Windows Server
Data Center Edition
x86 x64
2000 Max. 32 GB
32 CPUs
4 nodes
2003 SP2 Max. 128 GB
32 CPUs
8 nodes
Max. 512 GB
64 CPUs
8 nodes
2003 R2 SP2 Max. 64 GB
32 CPUs
8 nodes
Max. 2 TB
64 CPUs
8 nodes
2008 Max.  64 GB
32 CPUs
16 nodes
Max. 2 TB
64 CPUs
16 nodes
2008 R2 N/A Max. 2 TB
64 CPUs (256 logical)
16 nodes

What about Fault Tolerance and Windows’ Data Center Edition as the panacee for all your customers requiring “maximum uptime”? The issue with Fault Tolerant was that it came with a hefty price tag, especially in those days. Costs were an x-fold of the costs involved with High Availability solutions on decent (read: stable) hardware. So, for those extra 9’s you needed deep pockets. For example, around 2001 an Compaq ES7000 with Windows Server 2000 Data Center Edition, the joint-support queue (e.g. Microsoft and OEM) and services came with a $2m price tag for which you got the promise of 99,9% availability.

Compare that to buying a few Proliant’s with Windows Server 2000 Advanced Server, some Fault Tolerant components (FT NICs, RAID), off the shelf High Available technology and dedicated personnel (justifiable with that DCE price tag) for .. say, $250,000. With skilled personnel and operated in a controlled environment you could easily reach 99% availability. Is that price difference worth 3 days of downtime? Also, the simplicity to implement those technologies made High Availability in Windows accessible for the masses and now – certainly in the Exchange world – seldom see load balancing or forms of clustering not being utilized.
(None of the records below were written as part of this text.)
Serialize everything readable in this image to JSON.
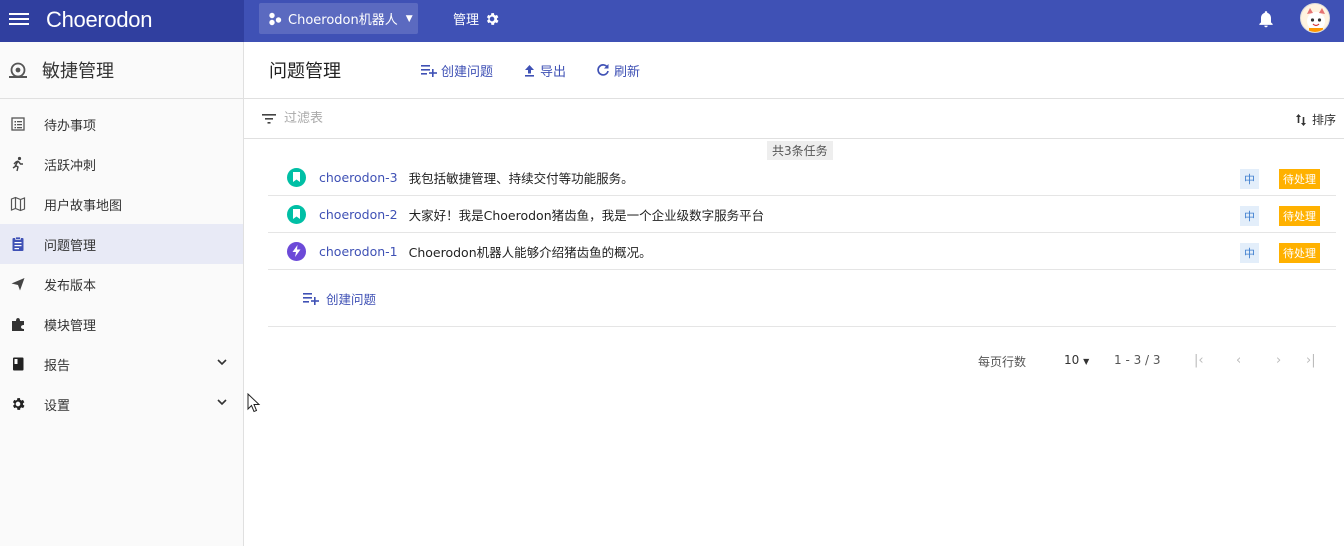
{
  "topbar": {
    "brand": "Choerodon",
    "project": "Choerodon机器人",
    "manage": "管理"
  },
  "sidebar": {
    "title": "敏捷管理",
    "items": [
      {
        "label": "待办事项"
      },
      {
        "label": "活跃冲刺"
      },
      {
        "label": "用户故事地图"
      },
      {
        "label": "问题管理"
      },
      {
        "label": "发布版本"
      },
      {
        "label": "模块管理"
      },
      {
        "label": "报告"
      },
      {
        "label": "设置"
      }
    ]
  },
  "main": {
    "title": "问题管理",
    "tools": {
      "create": "创建问题",
      "export": "导出",
      "refresh": "刷新"
    },
    "filter_placeholder": "过滤表",
    "sort_label": "排序",
    "count_text": "共3条任务",
    "issues": [
      {
        "key": "choerodon-3",
        "summary": "我包括敏捷管理、持续交付等功能服务。",
        "priority": "中",
        "status": "待处理",
        "type_color": "#00bfa5",
        "type_icon": "story-icon"
      },
      {
        "key": "choerodon-2",
        "summary": "大家好！我是Choerodon猪齿鱼，我是一个企业级数字服务平台",
        "priority": "中",
        "status": "待处理",
        "type_color": "#00bfa5",
        "type_icon": "story-icon"
      },
      {
        "key": "choerodon-1",
        "summary": "Choerodon机器人能够介绍猪齿鱼的概况。",
        "priority": "中",
        "status": "待处理",
        "type_color": "#6c4ad8",
        "type_icon": "epic-icon"
      }
    ],
    "create_issue": "创建问题"
  },
  "pager": {
    "rows_label": "每页行数",
    "page_size": "10",
    "range": "1 - 3 / 3"
  },
  "colors": {
    "primary": "#3f51b5",
    "primary_dark": "#303f9f",
    "status": "#ffb100"
  }
}
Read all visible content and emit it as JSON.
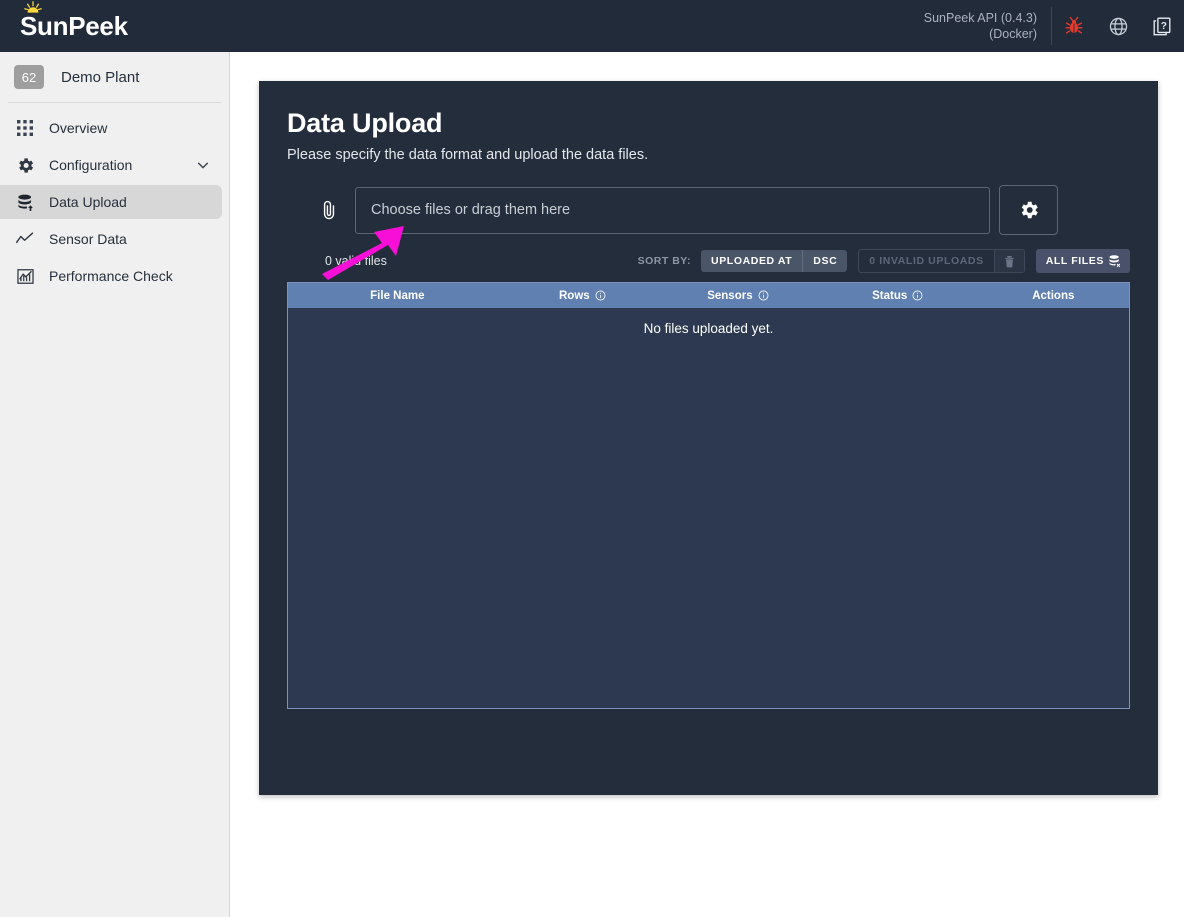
{
  "topbar": {
    "logo_text": "SunPeek",
    "logo_icon": "sun-icon",
    "api_line1": "SunPeek API (0.4.3)",
    "api_line2": "(Docker)",
    "icons": [
      {
        "name": "bug-icon",
        "label": "bug",
        "color": "#e8392a"
      },
      {
        "name": "globe-icon",
        "label": "globe",
        "color": "#c5cbd4"
      },
      {
        "name": "help-docs-icon",
        "label": "help",
        "color": "#e6e9ed"
      }
    ]
  },
  "sidebar": {
    "plant_badge": "62",
    "plant_name": "Demo Plant",
    "items": [
      {
        "label": "Overview",
        "icon": "grid-icon",
        "active": false,
        "chevron": false
      },
      {
        "label": "Configuration",
        "icon": "gear-icon",
        "active": false,
        "chevron": true
      },
      {
        "label": "Data Upload",
        "icon": "database-upload-icon",
        "active": true,
        "chevron": false
      },
      {
        "label": "Sensor Data",
        "icon": "line-chart-icon",
        "active": false,
        "chevron": false
      },
      {
        "label": "Performance Check",
        "icon": "bar-chart-box-icon",
        "active": false,
        "chevron": false
      }
    ]
  },
  "main": {
    "title": "Data Upload",
    "subtitle": "Please specify the data format and upload the data files.",
    "upload": {
      "clip_icon": "paperclip-icon",
      "placeholder": "Choose files or drag them here",
      "settings_icon": "gear-icon"
    },
    "meta": {
      "valid_files": "0 valid files",
      "sort_by_label": "SORT BY:",
      "sort_field": "UPLOADED AT",
      "sort_direction": "DSC",
      "invalid_uploads": "0 INVALID UPLOADS",
      "invalid_uploads_icon": "trash-icon",
      "all_files": "ALL FILES",
      "all_files_icon": "database-delete-icon"
    },
    "table": {
      "columns": [
        {
          "label": "File Name",
          "info": false
        },
        {
          "label": "Rows",
          "info": true
        },
        {
          "label": "Sensors",
          "info": true
        },
        {
          "label": "Status",
          "info": true
        },
        {
          "label": "Actions",
          "info": false
        }
      ],
      "rows": [],
      "empty_message": "No files uploaded yet."
    }
  },
  "annotation": {
    "type": "arrow",
    "color": "#f70fd8",
    "points_to": "file-input-field"
  },
  "colors": {
    "topbar_bg": "#222b3a",
    "sidebar_bg": "#f0f0f0",
    "sidebar_active": "#d7d7d7",
    "card_bg": "#242d3c",
    "table_header": "#5f80b0",
    "table_body": "#2c3950",
    "table_border": "#7b93b8",
    "accent_bug": "#e8392a",
    "annotation": "#f70fd8"
  }
}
Note that in the past decade, I’ve never encountered Data Center for hosting Exchange. In fact, as of Exchange 2003, support for on Data Center was dropped. Nowadays, Data Center is regarded as an attractive option for large-scale virtualizations based on Hyper-V, not only because Data Center costs less than back then (about $3000 per CPU – hurray for multi core, but with a 2 CPU minimum) and runs certified on more hardware, but also because it comes with unlimited virtualization rights, meaning you may run Windows Server 2008 R2 (or previous version) Standard, Enterprise, and Datacenter in the virtual instances without the need to purchase additional licenses for those.

With all the large-scale virtualization and consolidation projects going on, virtualizing Exchange or other parts of your IT infrastructure, it’s good to know that there are other options when required by the business.